| What to do |
Every line of the data below is to be duplicated exactly, pictures excepted.
Segment Open
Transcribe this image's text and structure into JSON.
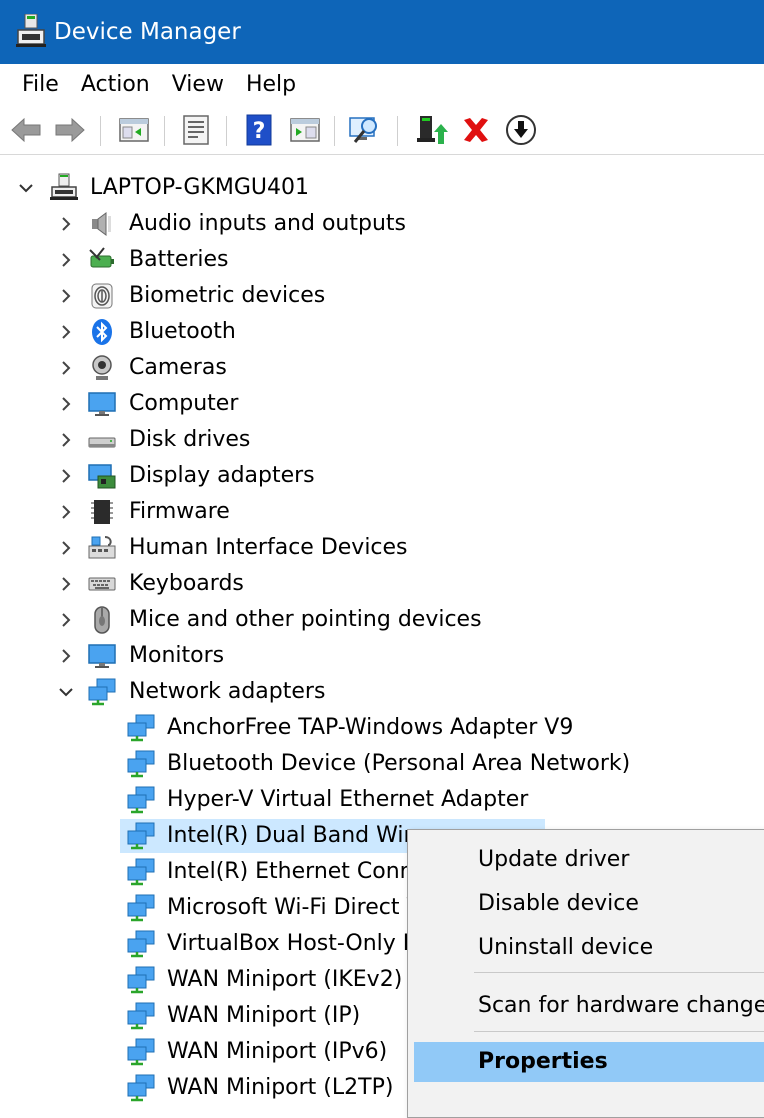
{
  "window": {
    "title": "Device Manager"
  },
  "menubar": {
    "items": [
      "File",
      "Action",
      "View",
      "Help"
    ]
  },
  "toolbar": {
    "buttons": [
      {
        "icon": "back-arrow-icon"
      },
      {
        "icon": "forward-arrow-icon"
      },
      {
        "icon": "show-hide-console-tree-icon"
      },
      {
        "icon": "properties-icon"
      },
      {
        "icon": "help-icon"
      },
      {
        "icon": "action-pane-icon"
      },
      {
        "icon": "scan-hardware-icon"
      },
      {
        "icon": "update-driver-icon"
      },
      {
        "icon": "uninstall-device-icon"
      },
      {
        "icon": "download-driver-icon"
      }
    ]
  },
  "tree": {
    "root": "LAPTOP-GKMGU401",
    "categories": [
      {
        "label": "Audio inputs and outputs",
        "icon": "speaker-icon"
      },
      {
        "label": "Batteries",
        "icon": "battery-icon"
      },
      {
        "label": "Biometric devices",
        "icon": "fingerprint-icon"
      },
      {
        "label": "Bluetooth",
        "icon": "bluetooth-icon"
      },
      {
        "label": "Cameras",
        "icon": "webcam-icon"
      },
      {
        "label": "Computer",
        "icon": "computer-monitor-icon"
      },
      {
        "label": "Disk drives",
        "icon": "disk-drive-icon"
      },
      {
        "label": "Display adapters",
        "icon": "display-adapter-icon"
      },
      {
        "label": "Firmware",
        "icon": "chip-icon"
      },
      {
        "label": "Human Interface Devices",
        "icon": "hid-icon"
      },
      {
        "label": "Keyboards",
        "icon": "keyboard-icon"
      },
      {
        "label": "Mice and other pointing devices",
        "icon": "mouse-icon"
      },
      {
        "label": "Monitors",
        "icon": "monitor-icon"
      },
      {
        "label": "Network adapters",
        "icon": "network-adapter-icon"
      }
    ],
    "network_children": [
      "AnchorFree TAP-Windows Adapter V9",
      "Bluetooth Device (Personal Area Network)",
      "Hyper-V Virtual Ethernet Adapter",
      "Intel(R) Dual Band Wire",
      "Intel(R) Ethernet Conne",
      "Microsoft Wi-Fi Direct V",
      "VirtualBox Host-Only Et",
      "WAN Miniport (IKEv2)",
      "WAN Miniport (IP)",
      "WAN Miniport (IPv6)",
      "WAN Miniport (L2TP)"
    ]
  },
  "context_menu": {
    "items": [
      "Update driver",
      "Disable device",
      "Uninstall device",
      "Scan for hardware changes",
      "Properties"
    ]
  },
  "colors": {
    "titlebar": "#0e65b8",
    "selection": "#cce8ff",
    "menu_highlight": "#91c9f7"
  }
}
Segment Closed
| Your response |
Transcribe this image's text and structure into JSON.
{
  "window": {
    "title": "Device Manager"
  },
  "menubar": {
    "items": [
      "File",
      "Action",
      "View",
      "Help"
    ]
  },
  "toolbar": {
    "buttons": [
      {
        "icon": "back-arrow-icon"
      },
      {
        "icon": "forward-arrow-icon"
      },
      {
        "icon": "show-hide-console-tree-icon"
      },
      {
        "icon": "properties-icon"
      },
      {
        "icon": "help-icon"
      },
      {
        "icon": "action-pane-icon"
      },
      {
        "icon": "scan-hardware-icon"
      },
      {
        "icon": "update-driver-icon"
      },
      {
        "icon": "uninstall-device-icon"
      },
      {
        "icon": "download-driver-icon"
      }
    ]
  },
  "tree": {
    "root": "LAPTOP-GKMGU401",
    "categories": [
      {
        "label": "Audio inputs and outputs",
        "icon": "speaker-icon"
      },
      {
        "label": "Batteries",
        "icon": "battery-icon"
      },
      {
        "label": "Biometric devices",
        "icon": "fingerprint-icon"
      },
      {
        "label": "Bluetooth",
        "icon": "bluetooth-icon"
      },
      {
        "label": "Cameras",
        "icon": "webcam-icon"
      },
      {
        "label": "Computer",
        "icon": "computer-monitor-icon"
      },
      {
        "label": "Disk drives",
        "icon": "disk-drive-icon"
      },
      {
        "label": "Display adapters",
        "icon": "display-adapter-icon"
      },
      {
        "label": "Firmware",
        "icon": "chip-icon"
      },
      {
        "label": "Human Interface Devices",
        "icon": "hid-icon"
      },
      {
        "label": "Keyboards",
        "icon": "keyboard-icon"
      },
      {
        "label": "Mice and other pointing devices",
        "icon": "mouse-icon"
      },
      {
        "label": "Monitors",
        "icon": "monitor-icon"
      },
      {
        "label": "Network adapters",
        "icon": "network-adapter-icon"
      }
    ],
    "network_children": [
      "AnchorFree TAP-Windows Adapter V9",
      "Bluetooth Device (Personal Area Network)",
      "Hyper-V Virtual Ethernet Adapter",
      "Intel(R) Dual Band Wire",
      "Intel(R) Ethernet Conne",
      "Microsoft Wi-Fi Direct V",
      "VirtualBox Host-Only Et",
      "WAN Miniport (IKEv2)",
      "WAN Miniport (IP)",
      "WAN Miniport (IPv6)",
      "WAN Miniport (L2TP)"
    ]
  },
  "context_menu": {
    "items": [
      "Update driver",
      "Disable device",
      "Uninstall device",
      "Scan for hardware changes",
      "Properties"
    ]
  },
  "colors": {
    "titlebar": "#0e65b8",
    "selection": "#cce8ff",
    "menu_highlight": "#91c9f7"
  }
}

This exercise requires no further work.